__Task requirements__:
Character for character, write out the data below.

__Data to process__:
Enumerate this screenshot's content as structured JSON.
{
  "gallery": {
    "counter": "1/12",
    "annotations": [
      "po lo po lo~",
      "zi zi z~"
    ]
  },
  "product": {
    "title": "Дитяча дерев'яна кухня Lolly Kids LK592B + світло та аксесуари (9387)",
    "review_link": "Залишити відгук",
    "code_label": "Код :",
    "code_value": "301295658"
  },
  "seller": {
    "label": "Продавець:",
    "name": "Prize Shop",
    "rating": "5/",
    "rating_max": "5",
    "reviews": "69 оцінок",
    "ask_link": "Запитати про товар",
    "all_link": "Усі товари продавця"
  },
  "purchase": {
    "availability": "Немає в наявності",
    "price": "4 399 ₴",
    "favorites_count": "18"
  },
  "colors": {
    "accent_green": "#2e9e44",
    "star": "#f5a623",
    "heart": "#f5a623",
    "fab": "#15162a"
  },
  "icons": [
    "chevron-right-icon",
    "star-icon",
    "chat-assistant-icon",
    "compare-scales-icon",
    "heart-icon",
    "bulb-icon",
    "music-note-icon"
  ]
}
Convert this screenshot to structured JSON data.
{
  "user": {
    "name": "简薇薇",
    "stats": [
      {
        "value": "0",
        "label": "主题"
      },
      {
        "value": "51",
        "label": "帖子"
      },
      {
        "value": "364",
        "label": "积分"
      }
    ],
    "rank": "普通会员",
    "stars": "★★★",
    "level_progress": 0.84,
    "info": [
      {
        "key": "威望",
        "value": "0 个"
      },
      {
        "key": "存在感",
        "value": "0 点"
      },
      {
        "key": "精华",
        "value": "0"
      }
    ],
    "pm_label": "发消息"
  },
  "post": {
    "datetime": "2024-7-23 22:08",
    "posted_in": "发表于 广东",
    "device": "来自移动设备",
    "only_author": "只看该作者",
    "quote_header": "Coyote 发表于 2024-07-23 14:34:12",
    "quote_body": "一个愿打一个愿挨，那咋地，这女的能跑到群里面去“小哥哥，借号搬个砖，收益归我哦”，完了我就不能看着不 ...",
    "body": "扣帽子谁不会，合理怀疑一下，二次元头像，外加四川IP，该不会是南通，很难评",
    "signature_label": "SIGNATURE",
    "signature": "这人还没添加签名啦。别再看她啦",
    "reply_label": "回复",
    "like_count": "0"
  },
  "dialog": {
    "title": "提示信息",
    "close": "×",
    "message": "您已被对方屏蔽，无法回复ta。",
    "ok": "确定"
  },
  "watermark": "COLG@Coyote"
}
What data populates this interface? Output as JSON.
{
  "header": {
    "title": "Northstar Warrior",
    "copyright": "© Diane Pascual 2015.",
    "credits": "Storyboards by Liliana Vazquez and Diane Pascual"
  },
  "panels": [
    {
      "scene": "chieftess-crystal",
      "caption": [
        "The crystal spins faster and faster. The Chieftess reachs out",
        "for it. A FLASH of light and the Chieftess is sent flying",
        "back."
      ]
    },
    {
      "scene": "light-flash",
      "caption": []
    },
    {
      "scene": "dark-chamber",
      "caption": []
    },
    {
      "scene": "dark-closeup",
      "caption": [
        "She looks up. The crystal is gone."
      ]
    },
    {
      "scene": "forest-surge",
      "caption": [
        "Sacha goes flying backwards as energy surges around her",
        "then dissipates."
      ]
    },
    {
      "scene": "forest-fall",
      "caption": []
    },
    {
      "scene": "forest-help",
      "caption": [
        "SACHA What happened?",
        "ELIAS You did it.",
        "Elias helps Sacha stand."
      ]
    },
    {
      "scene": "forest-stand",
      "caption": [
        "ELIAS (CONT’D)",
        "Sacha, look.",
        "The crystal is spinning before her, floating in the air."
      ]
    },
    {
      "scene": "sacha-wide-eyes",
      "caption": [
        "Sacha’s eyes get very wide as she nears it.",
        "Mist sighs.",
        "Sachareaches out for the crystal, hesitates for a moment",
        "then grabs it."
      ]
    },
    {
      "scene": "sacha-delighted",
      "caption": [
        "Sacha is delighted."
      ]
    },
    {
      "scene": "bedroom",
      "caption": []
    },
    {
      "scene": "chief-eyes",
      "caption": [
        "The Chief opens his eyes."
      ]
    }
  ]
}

__Result of this exercise__:
Enumerate this screenshot's content as structured JSON.
{
  "gallery": {
    "counter": "1/12",
    "annotations": [
      "po lo po lo~",
      "zi zi z~"
    ]
  },
  "product": {
    "title": "Дитяча дерев'яна кухня Lolly Kids LK592B + світло та аксесуари (9387)",
    "review_link": "Залишити відгук",
    "code_label": "Код :",
    "code_value": "301295658"
  },
  "seller": {
    "label": "Продавець:",
    "name": "Prize Shop",
    "rating": "5/",
    "rating_max": "5",
    "reviews": "69 оцінок",
    "ask_link": "Запитати про товар",
    "all_link": "Усі товари продавця"
  },
  "purchase": {
    "availability": "Немає в наявності",
    "price": "4 399 ₴",
    "favorites_count": "18"
  },
  "colors": {
    "accent_green": "#2e9e44",
    "star": "#f5a623",
    "heart": "#f5a623",
    "fab": "#15162a"
  },
  "icons": [
    "chevron-right-icon",
    "star-icon",
    "chat-assistant-icon",
    "compare-scales-icon",
    "heart-icon",
    "bulb-icon",
    "music-note-icon"
  ]
}
Convert this screenshot to structured JSON data.
{
  "user": {
    "name": "简薇薇",
    "stats": [
      {
        "value": "0",
        "label": "主题"
      },
      {
        "value": "51",
        "label": "帖子"
      },
      {
        "value": "364",
        "label": "积分"
      }
    ],
    "rank": "普通会员",
    "stars": "★★★",
    "level_progress": 0.84,
    "info": [
      {
        "key": "威望",
        "value": "0 个"
      },
      {
        "key": "存在感",
        "value": "0 点"
      },
      {
        "key": "精华",
        "value": "0"
      }
    ],
    "pm_label": "发消息"
  },
  "post": {
    "datetime": "2024-7-23 22:08",
    "posted_in": "发表于 广东",
    "device": "来自移动设备",
    "only_author": "只看该作者",
    "quote_header": "Coyote 发表于 2024-07-23 14:34:12",
    "quote_body": "一个愿打一个愿挨，那咋地，这女的能跑到群里面去“小哥哥，借号搬个砖，收益归我哦”，完了我就不能看着不 ...",
    "body": "扣帽子谁不会，合理怀疑一下，二次元头像，外加四川IP，该不会是南通，很难评",
    "signature_label": "SIGNATURE",
    "signature": "这人还没添加签名啦。别再看她啦",
    "reply_label": "回复",
    "like_count": "0"
  },
  "dialog": {
    "title": "提示信息",
    "close": "×",
    "message": "您已被对方屏蔽，无法回复ta。",
    "ok": "确定"
  },
  "watermark": "COLG@Coyote"
}
What data populates this interface? Output as JSON.
{
  "header": {
    "title": "Northstar Warrior",
    "copyright": "© Diane Pascual 2015.",
    "credits": "Storyboards by Liliana Vazquez and Diane Pascual"
  },
  "panels": [
    {
      "scene": "chieftess-crystal",
      "caption": [
        "The crystal spins faster and faster. The Chieftess reachs out",
        "for it. A FLASH of light and the Chieftess is sent flying",
        "back."
      ]
    },
    {
      "scene": "light-flash",
      "caption": []
    },
    {
      "scene": "dark-chamber",
      "caption": []
    },
    {
      "scene": "dark-closeup",
      "caption": [
        "She looks up. The crystal is gone."
      ]
    },
    {
      "scene": "forest-surge",
      "caption": [
        "Sacha goes flying backwards as energy surges around her",
        "then dissipates."
      ]
    },
    {
      "scene": "forest-fall",
      "caption": []
    },
    {
      "scene": "forest-help",
      "caption": [
        "SACHA What happened?",
        "ELIAS You did it.",
        "Elias helps Sacha stand."
      ]
    },
    {
      "scene": "forest-stand",
      "caption": [
        "ELIAS (CONT’D)",
        "Sacha, look.",
        "The crystal is spinning before her, floating in the air."
      ]
    },
    {
      "scene": "sacha-wide-eyes",
      "caption": [
        "Sacha’s eyes get very wide as she nears it.",
        "Mist sighs.",
        "Sachareaches out for the crystal, hesitates for a moment",
        "then grabs it."
      ]
    },
    {
      "scene": "sacha-delighted",
      "caption": [
        "Sacha is delighted."
      ]
    },
    {
      "scene": "bedroom",
      "caption": []
    },
    {
      "scene": "chief-eyes",
      "caption": [
        "The Chief opens his eyes."
      ]
    }
  ]
}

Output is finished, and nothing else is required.